Harvest 2005 Part 4 - Elgin, Bot River and Walker Bay

'We're not quite halfway yet in Elgin, but as in Stellenbosch, everything has just ripened at the same time,' reports a cheerful Andries Burger from Paul Cluver's cellar. This team's harvest began during the first week of February - two weeks earlier than 2004 - and Gewurtztraminer and Riesling are showing 'awesome' flavours. Their Sauvignon Blanc is 'nice and concentrated, with more passionfruit and less green pepper flavours'. This cellar has also taken in their first crop of Sauvignon from their highest 450m vineyard block. In reds, Merlot should be appearing in the cellar by the weekend. 

Other Elgin producers are in agreement with Burger that Pinot Noir has struggled during 2005, thanks to 50mm of rain on January 27 and 28, plus heatwave temperatures the following week. Complains Burger: 'I threw away seven tons off the sorting table!'

Renting space in the same cellar, winemaker Pieter Visser is working his third Oak Valley vintage. They started picking Sauvignon Blanc - concentrated flavours but not expected to pip 2004 - and Pinot Noir from their lower vineyards (350m above sea level) on February 10. 'We're very quiet now as there is usually a two-week break between the lower and mountain vineyards. We might start picking the mountain vineyards on Feb 23rd,' Visser predicts, referring to vines planted as high as 600m.

Consultant Niels Verburg says Iona's harvest is still a while away, but then its 420m-location - separated from the rest of the valley - plays a role. 'We sit in Sauternes mist on most days, so most of Iona's Sauvignon is only at around 16° balling. We're still two weeks from picking the first blocks, but then 2004 only began on March 16,' says Verburg. He harvested his 2-ha Bot River Shiraz block for Luddite on February 21, reporting that drought conditions have resulted in smaller berries, reducing his takings to three tons per hectare. Similar smaller berries characterized Verburg's bought-in Shiraz blocks in Malmesbury - harvested on February 16 - and Helderberg - harvested on February 18. 'In reds, Bot River seems to be two weeks earlier than 2004, but most reds from Malmesbury and Stellenbosch seem to be up to a month earlier.'

At the entrance to the Hemel-en-Aarde valley, WhaleHaven's Paul Engelbrecht reports a harvest that began with Bot River Chardonnay and Elgin Pinot Noir on February 10. He also picked some Viognier from Sir Lowry's Pass on January 26 - a WhaleHaven Viognier/Chardonnay blend will make its debut. With WhaleHaven's plan to expand their current range, plus the introduction of a separate range, Engelbrecht feels as if it's raining grapes. Cultivars jamming the cellar simultaneously don't ease matters either.

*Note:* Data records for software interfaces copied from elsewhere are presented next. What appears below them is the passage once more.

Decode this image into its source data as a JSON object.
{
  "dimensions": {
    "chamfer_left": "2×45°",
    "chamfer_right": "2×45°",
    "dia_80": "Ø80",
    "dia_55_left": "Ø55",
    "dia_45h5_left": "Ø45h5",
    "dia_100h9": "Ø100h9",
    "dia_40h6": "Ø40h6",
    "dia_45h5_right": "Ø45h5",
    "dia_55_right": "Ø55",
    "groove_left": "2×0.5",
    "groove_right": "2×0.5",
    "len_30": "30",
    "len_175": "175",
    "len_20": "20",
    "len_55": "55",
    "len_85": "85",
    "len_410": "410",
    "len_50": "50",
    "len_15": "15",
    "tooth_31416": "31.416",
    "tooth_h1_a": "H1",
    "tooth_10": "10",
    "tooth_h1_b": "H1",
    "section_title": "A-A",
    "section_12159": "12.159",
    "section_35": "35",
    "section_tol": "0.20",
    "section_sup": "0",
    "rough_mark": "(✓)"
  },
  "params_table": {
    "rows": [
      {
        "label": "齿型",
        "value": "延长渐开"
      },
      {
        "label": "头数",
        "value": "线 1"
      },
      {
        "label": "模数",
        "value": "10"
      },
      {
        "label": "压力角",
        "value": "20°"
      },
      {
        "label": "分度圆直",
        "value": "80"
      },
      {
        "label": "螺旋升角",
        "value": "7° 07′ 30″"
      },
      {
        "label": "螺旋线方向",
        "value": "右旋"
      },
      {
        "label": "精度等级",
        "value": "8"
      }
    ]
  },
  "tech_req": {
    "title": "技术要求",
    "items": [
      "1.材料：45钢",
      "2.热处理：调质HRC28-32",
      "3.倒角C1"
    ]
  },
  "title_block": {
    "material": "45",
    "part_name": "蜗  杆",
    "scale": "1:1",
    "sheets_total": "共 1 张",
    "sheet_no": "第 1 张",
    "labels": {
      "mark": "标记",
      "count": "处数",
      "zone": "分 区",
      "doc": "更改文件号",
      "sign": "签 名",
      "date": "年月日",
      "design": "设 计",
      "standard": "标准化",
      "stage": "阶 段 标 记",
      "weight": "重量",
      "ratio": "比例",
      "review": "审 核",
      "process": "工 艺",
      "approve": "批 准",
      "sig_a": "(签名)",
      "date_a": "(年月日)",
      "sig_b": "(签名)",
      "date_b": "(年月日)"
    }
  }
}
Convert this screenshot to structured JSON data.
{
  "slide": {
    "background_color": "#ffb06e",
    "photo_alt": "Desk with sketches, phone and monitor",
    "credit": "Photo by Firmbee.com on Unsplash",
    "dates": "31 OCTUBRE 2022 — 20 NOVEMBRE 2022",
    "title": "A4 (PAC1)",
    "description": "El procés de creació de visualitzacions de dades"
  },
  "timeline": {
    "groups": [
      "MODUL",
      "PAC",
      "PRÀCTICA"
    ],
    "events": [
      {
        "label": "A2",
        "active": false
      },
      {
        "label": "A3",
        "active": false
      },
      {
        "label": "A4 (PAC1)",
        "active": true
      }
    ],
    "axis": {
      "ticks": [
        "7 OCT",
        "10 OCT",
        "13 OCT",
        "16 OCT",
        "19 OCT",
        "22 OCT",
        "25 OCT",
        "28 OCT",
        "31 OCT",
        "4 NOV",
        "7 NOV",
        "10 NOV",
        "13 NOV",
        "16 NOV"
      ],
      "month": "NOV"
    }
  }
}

Further up the valley at Sumaridge, consultant Kevin Grant reports a generally dry, rot-free vintage for those who stuck to their spraying program. He says bird-induced rot damage seems a bigger concern, with Newton Johnson introducing experimental bird nets, and small Springfontein farm playing with netting options at Stanford.

'Most of the guys have brought in Sauvignon Blanc and Chardonnay; it's certainly the case with Sumaridge and Newton-Johnson,' Grant reports. At Sumaridge, Sauvignon was in on Feb 16; Chardonnay in between Feb 11 to 18, so both were spared the following weekend's drizzle. 'Our Sauvignon isn't wow, but there aren't any problems. With Chardonnay it's hard to judge now,' Grant reports, adding that he's already pressed the first Pinot Noir for Sumaridge.

Grant's label Ataraxia makes its debut in 2005, and quality is 'looking really good'. He's sourced some Sauvignon Blanc from Faure, but 65 percent will be Sumaridge fruit. 'My Chardonnay is still about 20° balling in the Koue-Bokkeveld. I'm excited to see what this very cool, extreme vineyard will produce as it's the only one in the valley.' Meanwhile, Shiraz for Grant's Ataraxia blend came in from Durbanville on February 21.

A good distance away, between Stanford and Napier, Raka stands proudly in the recently declared Kleinrivier appellation. With two Italian vintages behind her, winemaker Tanya Rousseau says Raka's Sauvignon harvest began on February 2 and the white grapes were all in by February 19. Two tanks of Sauvignon are looking good despite a bit of dodgem cars with scattered rot, while an experimental blend of Viognier, Chenin and Sauvignon is busy fermenting. Reds are still a while off, with only one block of Merlot and some young Malbec already in. Shiraz is expected during the last week of February. Then some Italian Sangiovese to spice things up.